--- Aim of the exercise ---
The response should hold each line from the entries below where "Slider" is found.

** Data records follows **

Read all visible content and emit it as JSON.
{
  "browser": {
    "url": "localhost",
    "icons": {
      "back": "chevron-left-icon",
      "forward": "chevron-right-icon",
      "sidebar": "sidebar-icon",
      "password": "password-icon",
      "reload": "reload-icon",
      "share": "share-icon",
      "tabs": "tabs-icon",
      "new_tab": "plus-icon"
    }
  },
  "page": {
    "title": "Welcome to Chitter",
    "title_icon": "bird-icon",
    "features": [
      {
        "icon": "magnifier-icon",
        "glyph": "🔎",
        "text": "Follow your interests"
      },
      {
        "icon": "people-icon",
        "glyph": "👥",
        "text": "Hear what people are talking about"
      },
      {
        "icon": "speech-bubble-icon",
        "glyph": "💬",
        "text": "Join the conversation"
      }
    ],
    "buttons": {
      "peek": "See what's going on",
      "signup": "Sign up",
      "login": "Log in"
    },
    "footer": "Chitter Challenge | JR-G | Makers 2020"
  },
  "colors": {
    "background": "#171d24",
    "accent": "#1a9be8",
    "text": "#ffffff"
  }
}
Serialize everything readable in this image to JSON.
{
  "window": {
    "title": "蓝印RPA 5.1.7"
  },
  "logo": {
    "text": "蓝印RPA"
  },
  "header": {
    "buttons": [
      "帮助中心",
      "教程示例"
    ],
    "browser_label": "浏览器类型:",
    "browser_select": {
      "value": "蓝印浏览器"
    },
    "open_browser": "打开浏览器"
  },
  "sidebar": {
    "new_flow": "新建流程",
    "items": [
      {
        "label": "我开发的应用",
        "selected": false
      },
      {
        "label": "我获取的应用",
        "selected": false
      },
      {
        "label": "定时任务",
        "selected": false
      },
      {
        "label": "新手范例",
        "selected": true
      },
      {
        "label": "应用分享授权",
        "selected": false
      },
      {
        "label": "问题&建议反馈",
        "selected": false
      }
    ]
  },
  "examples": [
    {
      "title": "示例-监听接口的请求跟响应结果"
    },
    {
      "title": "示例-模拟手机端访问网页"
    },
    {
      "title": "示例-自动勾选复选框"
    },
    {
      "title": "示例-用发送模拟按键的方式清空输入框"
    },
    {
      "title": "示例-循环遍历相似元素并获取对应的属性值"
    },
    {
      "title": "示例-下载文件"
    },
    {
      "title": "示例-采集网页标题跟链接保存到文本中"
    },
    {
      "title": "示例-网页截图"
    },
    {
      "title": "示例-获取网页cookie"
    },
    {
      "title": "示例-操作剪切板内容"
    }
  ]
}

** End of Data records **
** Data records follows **

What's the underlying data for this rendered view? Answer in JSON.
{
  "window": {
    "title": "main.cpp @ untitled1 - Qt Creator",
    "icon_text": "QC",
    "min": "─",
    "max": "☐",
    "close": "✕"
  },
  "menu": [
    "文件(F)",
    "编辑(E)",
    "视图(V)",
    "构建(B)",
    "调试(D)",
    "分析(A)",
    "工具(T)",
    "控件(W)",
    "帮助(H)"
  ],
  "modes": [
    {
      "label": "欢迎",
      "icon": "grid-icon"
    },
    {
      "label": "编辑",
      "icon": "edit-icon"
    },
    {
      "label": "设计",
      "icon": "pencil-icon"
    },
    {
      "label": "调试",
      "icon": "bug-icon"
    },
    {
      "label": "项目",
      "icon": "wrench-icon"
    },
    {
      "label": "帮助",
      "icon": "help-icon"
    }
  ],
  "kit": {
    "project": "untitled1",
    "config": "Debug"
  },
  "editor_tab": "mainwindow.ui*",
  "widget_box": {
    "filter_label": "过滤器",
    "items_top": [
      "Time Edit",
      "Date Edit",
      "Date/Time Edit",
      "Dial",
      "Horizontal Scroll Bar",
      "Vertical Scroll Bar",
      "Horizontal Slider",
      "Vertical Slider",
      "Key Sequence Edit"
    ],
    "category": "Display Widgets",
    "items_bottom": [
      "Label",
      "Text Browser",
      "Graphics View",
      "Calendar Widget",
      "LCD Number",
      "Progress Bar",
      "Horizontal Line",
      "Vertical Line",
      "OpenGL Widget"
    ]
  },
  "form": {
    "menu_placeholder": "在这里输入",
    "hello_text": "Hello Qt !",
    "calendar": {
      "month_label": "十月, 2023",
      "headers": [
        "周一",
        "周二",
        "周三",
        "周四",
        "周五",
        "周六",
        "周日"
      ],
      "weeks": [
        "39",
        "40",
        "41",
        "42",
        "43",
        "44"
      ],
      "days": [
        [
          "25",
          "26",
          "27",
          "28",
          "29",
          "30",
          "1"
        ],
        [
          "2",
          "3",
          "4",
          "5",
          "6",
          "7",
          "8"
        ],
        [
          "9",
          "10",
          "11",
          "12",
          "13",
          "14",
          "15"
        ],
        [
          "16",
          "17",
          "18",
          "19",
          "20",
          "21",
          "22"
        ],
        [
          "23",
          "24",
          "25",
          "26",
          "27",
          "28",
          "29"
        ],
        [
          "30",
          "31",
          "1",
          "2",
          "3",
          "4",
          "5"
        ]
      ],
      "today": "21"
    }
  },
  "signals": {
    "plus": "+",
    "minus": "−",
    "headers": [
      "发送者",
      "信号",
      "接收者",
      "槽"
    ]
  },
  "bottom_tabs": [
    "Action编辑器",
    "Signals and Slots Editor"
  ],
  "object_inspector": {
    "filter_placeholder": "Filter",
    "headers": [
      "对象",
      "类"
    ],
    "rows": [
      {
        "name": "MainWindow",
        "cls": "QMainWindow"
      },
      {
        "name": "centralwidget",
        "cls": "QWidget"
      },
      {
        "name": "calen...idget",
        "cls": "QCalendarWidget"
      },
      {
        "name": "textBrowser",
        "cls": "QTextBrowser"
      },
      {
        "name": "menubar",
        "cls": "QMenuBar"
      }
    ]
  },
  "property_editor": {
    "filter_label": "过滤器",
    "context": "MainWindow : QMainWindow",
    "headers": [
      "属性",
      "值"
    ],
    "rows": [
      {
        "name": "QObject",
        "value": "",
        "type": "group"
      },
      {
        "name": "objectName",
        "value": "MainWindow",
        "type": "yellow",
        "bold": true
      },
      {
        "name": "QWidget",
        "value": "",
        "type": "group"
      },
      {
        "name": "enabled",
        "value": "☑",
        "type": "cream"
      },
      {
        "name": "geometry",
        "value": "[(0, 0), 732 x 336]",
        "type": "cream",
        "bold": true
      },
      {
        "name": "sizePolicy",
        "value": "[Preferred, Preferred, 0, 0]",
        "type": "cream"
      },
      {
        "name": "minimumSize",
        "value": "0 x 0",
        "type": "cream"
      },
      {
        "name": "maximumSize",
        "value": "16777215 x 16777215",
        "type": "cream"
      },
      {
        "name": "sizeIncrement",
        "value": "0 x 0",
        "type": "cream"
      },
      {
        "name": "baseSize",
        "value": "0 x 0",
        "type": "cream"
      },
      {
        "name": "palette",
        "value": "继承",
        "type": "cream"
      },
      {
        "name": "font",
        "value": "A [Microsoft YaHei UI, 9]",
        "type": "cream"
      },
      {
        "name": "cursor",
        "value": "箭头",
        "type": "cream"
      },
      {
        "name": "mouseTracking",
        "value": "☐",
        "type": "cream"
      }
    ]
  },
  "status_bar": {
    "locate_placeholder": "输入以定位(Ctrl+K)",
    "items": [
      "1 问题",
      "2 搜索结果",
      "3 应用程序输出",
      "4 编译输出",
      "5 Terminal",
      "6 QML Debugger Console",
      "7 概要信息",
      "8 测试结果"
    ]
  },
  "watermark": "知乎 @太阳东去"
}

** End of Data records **

--- Solution to the problem ---
      "Horizontal Slider",
      "Vertical Slider",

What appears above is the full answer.